> TASK ITEM:
The result should be a word-for-word retyping of the entries below, free of pictures.

> Data entries:
────────────────────

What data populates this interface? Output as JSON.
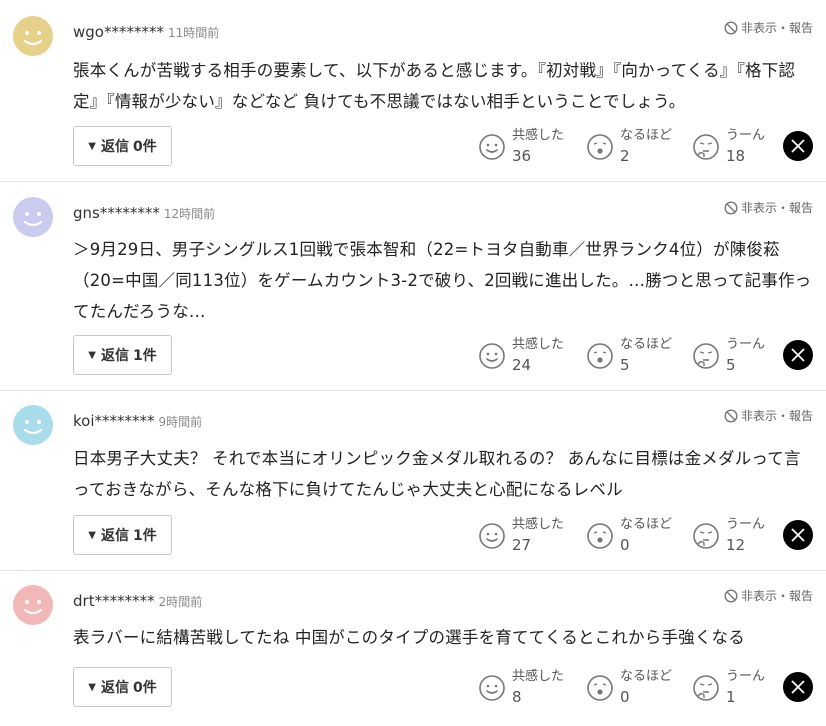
{
  "comments": [
    {
      "username": "wgo********",
      "time": "11時間前",
      "avatar_color": "#e6d18a",
      "hide_label": "非表示・報告",
      "text": "張本くんが苦戦する相手の要素して、以下があると感じます。『初対戦』『向かってくる』『格下認定』『情報が少ない』などなど 負けても不思議ではない相手ということでしょう。",
      "reply_label": "返信",
      "reply_count": "0件",
      "reactions": {
        "empathy_label": "共感した",
        "empathy_count": "36",
        "naruhodo_label": "なるほど",
        "naruhodo_count": "2",
        "uun_label": "うーん",
        "uun_count": "18"
      }
    },
    {
      "username": "gns********",
      "time": "12時間前",
      "avatar_color": "#c9ccee",
      "hide_label": "非表示・報告",
      "text": "＞9月29日、男子シングルス1回戦で張本智和（22=トヨタ自動車／世界ランク4位）が陳俊菘（20=中国／同113位）をゲームカウント3-2で破り、2回戦に進出した。…勝つと思って記事作ってたんだろうな…",
      "reply_label": "返信",
      "reply_count": "1件",
      "reactions": {
        "empathy_label": "共感した",
        "empathy_count": "24",
        "naruhodo_label": "なるほど",
        "naruhodo_count": "5",
        "uun_label": "うーん",
        "uun_count": "5"
      }
    },
    {
      "username": "koi********",
      "time": "9時間前",
      "avatar_color": "#a9dcea",
      "hide_label": "非表示・報告",
      "text": "日本男子大丈夫？ それで本当にオリンピック金メダル取れるの？ あんなに目標は金メダルって言っておきながら、そんな格下に負けてたんじゃ大丈夫と心配になるレベル",
      "reply_label": "返信",
      "reply_count": "1件",
      "reactions": {
        "empathy_label": "共感した",
        "empathy_count": "27",
        "naruhodo_label": "なるほど",
        "naruhodo_count": "0",
        "uun_label": "うーん",
        "uun_count": "12"
      }
    },
    {
      "username": "drt********",
      "time": "2時間前",
      "avatar_color": "#f2b8b8",
      "hide_label": "非表示・報告",
      "text": "表ラバーに結構苦戦してたね 中国がこのタイプの選手を育ててくるとこれから手強くなる",
      "reply_label": "返信",
      "reply_count": "0件",
      "reactions": {
        "empathy_label": "共感した",
        "empathy_count": "8",
        "naruhodo_label": "なるほど",
        "naruhodo_count": "0",
        "uun_label": "うーん",
        "uun_count": "1"
      }
    }
  ],
  "icons": {
    "avatar": "smiley-face-icon",
    "hide": "prohibited-icon",
    "reply_toggle": "triangle-down-icon",
    "empathy": "smile-icon",
    "naruhodo": "surprised-face-icon",
    "uun": "thinking-face-icon",
    "share": "x-logo-icon"
  }
}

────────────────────

> SOLVED EXERCISE:
What data populates this interface? Output as JSON.
{
  "comments": [
    {
      "username": "wgo********",
      "time": "11時間前",
      "avatar_color": "#e6d18a",
      "hide_label": "非表示・報告",
      "text": "張本くんが苦戦する相手の要素して、以下があると感じます。『初対戦』『向かってくる』『格下認定』『情報が少ない』などなど 負けても不思議ではない相手ということでしょう。",
      "reply_label": "返信",
      "reply_count": "0件",
      "reactions": {
        "empathy_label": "共感した",
        "empathy_count": "36",
        "naruhodo_label": "なるほど",
        "naruhodo_count": "2",
        "uun_label": "うーん",
        "uun_count": "18"
      }
    },
    {
      "username": "gns********",
      "time": "12時間前",
      "avatar_color": "#c9ccee",
      "hide_label": "非表示・報告",
      "text": "＞9月29日、男子シングルス1回戦で張本智和（22=トヨタ自動車／世界ランク4位）が陳俊菘（20=中国／同113位）をゲームカウント3-2で破り、2回戦に進出した。…勝つと思って記事作ってたんだろうな…",
      "reply_label": "返信",
      "reply_count": "1件",
      "reactions": {
        "empathy_label": "共感した",
        "empathy_count": "24",
        "naruhodo_label": "なるほど",
        "naruhodo_count": "5",
        "uun_label": "うーん",
        "uun_count": "5"
      }
    },
    {
      "username": "koi********",
      "time": "9時間前",
      "avatar_color": "#a9dcea",
      "hide_label": "非表示・報告",
      "text": "日本男子大丈夫？ それで本当にオリンピック金メダル取れるの？ あんなに目標は金メダルって言っておきながら、そんな格下に負けてたんじゃ大丈夫と心配になるレベル",
      "reply_label": "返信",
      "reply_count": "1件",
      "reactions": {
        "empathy_label": "共感した",
        "empathy_count": "27",
        "naruhodo_label": "なるほど",
        "naruhodo_count": "0",
        "uun_label": "うーん",
        "uun_count": "12"
      }
    },
    {
      "username": "drt********",
      "time": "2時間前",
      "avatar_color": "#f2b8b8",
      "hide_label": "非表示・報告",
      "text": "表ラバーに結構苦戦してたね 中国がこのタイプの選手を育ててくるとこれから手強くなる",
      "reply_label": "返信",
      "reply_count": "0件",
      "reactions": {
        "empathy_label": "共感した",
        "empathy_count": "8",
        "naruhodo_label": "なるほど",
        "naruhodo_count": "0",
        "uun_label": "うーん",
        "uun_count": "1"
      }
    }
  ],
  "icons": {
    "avatar": "smiley-face-icon",
    "hide": "prohibited-icon",
    "reply_toggle": "triangle-down-icon",
    "empathy": "smile-icon",
    "naruhodo": "surprised-face-icon",
    "uun": "thinking-face-icon",
    "share": "x-logo-icon"
  }
}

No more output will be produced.